|The day I learned how to shift my weight without being able to feel it.|
I don't have it all figured out, and I certainly don't have any magical powers or answers. But if things are sucky right now or you've just been unwillingly inducted into the National Depression Club, I can stand here with you, just like my friends in the rehab center and the cancer center and the neuro lab have stood here with me. I can stand here and say this sucks. And it's unfair. And I'm so sorry. I will stand here and say that the holidays SUCK when you feel like this, and there is no way to explain it to anyone else. I will stand here and say that I know you can't feel it right now but life isn't going to be like this every day for the rest of your life. I will talk it out or throw darts at a picture of someone's face or just sit here next to you as someone who gets it if that's what you need.
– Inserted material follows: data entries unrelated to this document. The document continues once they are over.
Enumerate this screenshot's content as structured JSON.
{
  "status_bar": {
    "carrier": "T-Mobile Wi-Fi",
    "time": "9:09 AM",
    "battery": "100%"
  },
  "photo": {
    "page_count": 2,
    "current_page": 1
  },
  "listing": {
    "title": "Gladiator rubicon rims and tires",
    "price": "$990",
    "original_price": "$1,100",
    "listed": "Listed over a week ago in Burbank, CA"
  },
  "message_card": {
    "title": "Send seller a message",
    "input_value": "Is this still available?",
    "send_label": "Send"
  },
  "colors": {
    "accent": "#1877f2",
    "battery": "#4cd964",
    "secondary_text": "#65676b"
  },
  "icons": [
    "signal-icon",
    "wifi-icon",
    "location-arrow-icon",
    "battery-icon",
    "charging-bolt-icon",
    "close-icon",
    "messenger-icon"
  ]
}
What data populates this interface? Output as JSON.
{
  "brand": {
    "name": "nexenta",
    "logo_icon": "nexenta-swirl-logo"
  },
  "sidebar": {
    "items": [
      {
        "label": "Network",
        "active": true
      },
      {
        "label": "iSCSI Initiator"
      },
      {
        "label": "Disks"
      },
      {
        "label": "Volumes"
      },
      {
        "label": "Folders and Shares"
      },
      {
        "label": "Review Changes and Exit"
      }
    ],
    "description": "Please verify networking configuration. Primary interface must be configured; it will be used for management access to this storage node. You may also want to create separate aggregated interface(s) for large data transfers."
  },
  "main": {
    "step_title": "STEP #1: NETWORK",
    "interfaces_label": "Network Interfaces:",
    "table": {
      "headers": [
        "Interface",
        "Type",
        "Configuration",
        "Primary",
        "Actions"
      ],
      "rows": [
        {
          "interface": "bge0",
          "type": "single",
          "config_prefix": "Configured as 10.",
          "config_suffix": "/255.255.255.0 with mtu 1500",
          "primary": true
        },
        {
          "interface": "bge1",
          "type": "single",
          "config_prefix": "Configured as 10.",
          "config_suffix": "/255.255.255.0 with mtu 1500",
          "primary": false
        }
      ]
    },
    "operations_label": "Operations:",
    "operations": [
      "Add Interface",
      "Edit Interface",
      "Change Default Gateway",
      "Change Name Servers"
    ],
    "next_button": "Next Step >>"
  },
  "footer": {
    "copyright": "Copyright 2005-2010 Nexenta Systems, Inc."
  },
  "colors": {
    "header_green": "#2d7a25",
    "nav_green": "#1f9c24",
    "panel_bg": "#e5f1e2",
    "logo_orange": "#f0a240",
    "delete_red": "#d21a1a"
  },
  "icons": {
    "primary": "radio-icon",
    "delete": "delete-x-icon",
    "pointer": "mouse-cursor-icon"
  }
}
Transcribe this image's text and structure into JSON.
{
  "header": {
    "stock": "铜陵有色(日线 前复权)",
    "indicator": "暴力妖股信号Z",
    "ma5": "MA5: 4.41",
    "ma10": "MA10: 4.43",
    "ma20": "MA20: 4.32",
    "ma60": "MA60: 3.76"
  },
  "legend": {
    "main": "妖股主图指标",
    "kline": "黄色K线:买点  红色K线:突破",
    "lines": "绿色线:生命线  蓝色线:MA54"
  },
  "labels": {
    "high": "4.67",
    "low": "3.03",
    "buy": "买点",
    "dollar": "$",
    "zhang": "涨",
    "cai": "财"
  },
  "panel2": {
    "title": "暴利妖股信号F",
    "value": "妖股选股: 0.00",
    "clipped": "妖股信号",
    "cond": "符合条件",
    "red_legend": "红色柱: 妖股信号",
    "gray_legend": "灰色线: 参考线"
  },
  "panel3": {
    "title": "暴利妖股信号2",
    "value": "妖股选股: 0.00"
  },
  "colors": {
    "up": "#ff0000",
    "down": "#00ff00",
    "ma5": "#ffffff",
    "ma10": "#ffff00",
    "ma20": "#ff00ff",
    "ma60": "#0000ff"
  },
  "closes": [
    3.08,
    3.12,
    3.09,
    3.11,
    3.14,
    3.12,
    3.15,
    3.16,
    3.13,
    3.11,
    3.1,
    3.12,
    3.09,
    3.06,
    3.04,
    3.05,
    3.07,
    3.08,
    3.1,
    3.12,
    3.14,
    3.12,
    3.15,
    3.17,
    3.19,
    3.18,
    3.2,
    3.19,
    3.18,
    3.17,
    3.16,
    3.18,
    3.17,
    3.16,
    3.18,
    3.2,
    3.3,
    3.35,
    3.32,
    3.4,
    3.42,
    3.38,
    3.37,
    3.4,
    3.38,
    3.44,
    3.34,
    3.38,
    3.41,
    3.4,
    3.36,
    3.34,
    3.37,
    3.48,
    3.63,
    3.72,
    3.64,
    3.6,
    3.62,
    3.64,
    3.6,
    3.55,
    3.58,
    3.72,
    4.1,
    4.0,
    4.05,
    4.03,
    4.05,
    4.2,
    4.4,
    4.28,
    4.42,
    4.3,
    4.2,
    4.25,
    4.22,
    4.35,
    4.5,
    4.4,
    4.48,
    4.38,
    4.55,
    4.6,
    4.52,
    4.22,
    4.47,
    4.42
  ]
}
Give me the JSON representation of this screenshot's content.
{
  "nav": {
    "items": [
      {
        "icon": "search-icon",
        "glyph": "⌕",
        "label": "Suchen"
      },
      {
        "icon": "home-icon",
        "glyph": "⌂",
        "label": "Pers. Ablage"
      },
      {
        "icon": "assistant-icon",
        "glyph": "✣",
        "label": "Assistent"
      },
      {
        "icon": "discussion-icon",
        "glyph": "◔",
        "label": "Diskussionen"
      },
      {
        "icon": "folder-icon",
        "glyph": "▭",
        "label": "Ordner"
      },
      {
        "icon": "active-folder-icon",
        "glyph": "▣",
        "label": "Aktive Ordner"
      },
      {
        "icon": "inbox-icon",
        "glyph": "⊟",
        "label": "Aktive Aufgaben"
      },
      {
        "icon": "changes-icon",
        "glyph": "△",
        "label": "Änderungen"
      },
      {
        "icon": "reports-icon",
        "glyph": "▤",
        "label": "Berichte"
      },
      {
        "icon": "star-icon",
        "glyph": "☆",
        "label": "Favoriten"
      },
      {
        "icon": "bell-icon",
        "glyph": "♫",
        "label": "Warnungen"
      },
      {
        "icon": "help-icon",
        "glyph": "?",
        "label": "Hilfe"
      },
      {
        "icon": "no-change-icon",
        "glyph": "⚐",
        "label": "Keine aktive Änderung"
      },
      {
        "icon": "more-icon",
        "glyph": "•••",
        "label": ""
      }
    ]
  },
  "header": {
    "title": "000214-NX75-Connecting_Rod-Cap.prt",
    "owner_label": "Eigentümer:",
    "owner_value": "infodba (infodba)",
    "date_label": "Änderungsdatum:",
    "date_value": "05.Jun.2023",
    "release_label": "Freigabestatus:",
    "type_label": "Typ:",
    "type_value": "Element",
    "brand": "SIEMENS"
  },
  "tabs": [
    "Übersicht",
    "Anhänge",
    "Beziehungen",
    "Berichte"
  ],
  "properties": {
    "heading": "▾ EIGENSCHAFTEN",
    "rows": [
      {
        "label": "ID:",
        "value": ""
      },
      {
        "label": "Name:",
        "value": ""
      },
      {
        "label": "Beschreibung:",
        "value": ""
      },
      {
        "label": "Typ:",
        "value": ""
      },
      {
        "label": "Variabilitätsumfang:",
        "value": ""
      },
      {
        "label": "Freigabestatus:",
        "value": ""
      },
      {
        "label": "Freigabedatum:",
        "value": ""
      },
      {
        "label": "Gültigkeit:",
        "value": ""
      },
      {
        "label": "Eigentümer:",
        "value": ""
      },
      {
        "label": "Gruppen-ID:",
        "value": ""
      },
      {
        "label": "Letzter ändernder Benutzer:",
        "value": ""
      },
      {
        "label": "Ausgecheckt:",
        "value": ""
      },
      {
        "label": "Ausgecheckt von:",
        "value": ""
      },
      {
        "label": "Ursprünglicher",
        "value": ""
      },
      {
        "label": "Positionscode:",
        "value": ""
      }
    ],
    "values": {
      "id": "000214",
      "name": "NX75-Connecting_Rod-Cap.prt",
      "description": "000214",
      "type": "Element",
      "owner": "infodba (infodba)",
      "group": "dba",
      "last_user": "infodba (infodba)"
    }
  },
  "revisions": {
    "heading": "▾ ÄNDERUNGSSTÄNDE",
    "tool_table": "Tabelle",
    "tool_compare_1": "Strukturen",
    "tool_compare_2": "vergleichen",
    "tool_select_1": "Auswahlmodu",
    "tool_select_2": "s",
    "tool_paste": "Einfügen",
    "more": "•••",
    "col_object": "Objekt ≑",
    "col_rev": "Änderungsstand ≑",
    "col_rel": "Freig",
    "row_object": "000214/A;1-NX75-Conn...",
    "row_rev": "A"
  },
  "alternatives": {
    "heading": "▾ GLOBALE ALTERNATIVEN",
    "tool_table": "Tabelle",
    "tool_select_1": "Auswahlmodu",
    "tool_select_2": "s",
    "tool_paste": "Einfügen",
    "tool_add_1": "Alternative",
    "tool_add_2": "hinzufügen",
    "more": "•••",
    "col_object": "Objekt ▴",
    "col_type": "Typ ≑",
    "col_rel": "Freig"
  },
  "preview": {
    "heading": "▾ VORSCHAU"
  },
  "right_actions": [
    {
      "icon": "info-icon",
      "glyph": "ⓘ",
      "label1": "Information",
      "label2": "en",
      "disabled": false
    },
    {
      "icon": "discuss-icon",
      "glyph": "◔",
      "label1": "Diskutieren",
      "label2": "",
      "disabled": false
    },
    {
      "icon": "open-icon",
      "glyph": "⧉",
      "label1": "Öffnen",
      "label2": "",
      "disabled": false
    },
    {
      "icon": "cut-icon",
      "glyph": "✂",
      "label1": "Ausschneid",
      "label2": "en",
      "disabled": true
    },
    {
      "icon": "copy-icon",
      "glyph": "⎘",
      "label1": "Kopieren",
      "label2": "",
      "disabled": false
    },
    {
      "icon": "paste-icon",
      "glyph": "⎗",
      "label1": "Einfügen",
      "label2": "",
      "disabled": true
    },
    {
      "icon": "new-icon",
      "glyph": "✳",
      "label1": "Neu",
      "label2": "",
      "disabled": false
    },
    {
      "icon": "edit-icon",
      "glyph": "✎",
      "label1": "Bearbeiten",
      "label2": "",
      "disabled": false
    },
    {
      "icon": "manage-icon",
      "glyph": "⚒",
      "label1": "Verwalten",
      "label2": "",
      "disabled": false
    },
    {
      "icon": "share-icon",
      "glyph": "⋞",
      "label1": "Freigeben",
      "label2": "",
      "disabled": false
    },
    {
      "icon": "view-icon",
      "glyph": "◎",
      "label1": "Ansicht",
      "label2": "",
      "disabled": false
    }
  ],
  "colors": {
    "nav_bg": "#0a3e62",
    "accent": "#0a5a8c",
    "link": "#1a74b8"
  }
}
In the words of my Proverbs 31 Ministry devotion from a few days ago: "I want to be a woman who is willing to say, 'I'll trust Jesus even when it's hard. I'll be real with my weakness so you can see Christ working in me. I'll be brave so you know you can be, too. Watch, I'll go first.'"
A whole year later, and my life doesn't match the life plan I've been working on since I learned how to write. So here are a couple things that are on my NEW plan for 2015.
I've been asked to share my story at a SAVE (Students Against Violence Everywhere) safe driving workshop that's being held in Biloxi in January. I will be speaking to groups of students from all over the state who are working to promote safe driving in their own schools and communities, and hopefully will have the privilege to continue to work with them and other organizations to promote safe driving. Needless to say, I. Am. Pumped. (And SO SCARED) I love being able to use my words in a positive and (hopefully) effective way.
I am officially going back to school full time, and will be completing my senior elementary ed block this spring. I will be taking the classes online and will do my practicum at schools in the Jackson area while I continue rehab. TEACHER ALEXA IS BACK, PEOPLE. I can't wait to be back in my element doing what I'm good at.
I will (fingers crossed) be discharged from rehab by summer, and will hopefully be making the move to the Washington DC area where I will complete my student teaching and graduate in December. I will apply to grad school to get my masters in Reading Education, and work on getting a teaching position at a struggling school in the city where I can work hard to play a part in closing the word gap and giving low-income students the education they deserve.
But the biggest, best, and most exciting thing I can say is that, thanks to my PTs and Bioness leg braces (the robot legs), I will be WALKING into this new year.
Here's to a new year, that will hopefully be filled with much more walking, teaching, and pure happiness than 2014. Here's to every single rehabilitation professional who loves what they do and works hard for those of us who find ourselves in an awful situation.
And here's to you. Especially those of you who have sat with me at the hospital and loved me in my bad moods and brought the party to me when I couldn't leave the house. Thank you all so much for loving, encouraging, and praying for me. I will always have so much love in my heart for every single one of you.
Happy New Year, peeps. Let's get this party started! xo.
|NO WALKER, WHAT WHAT|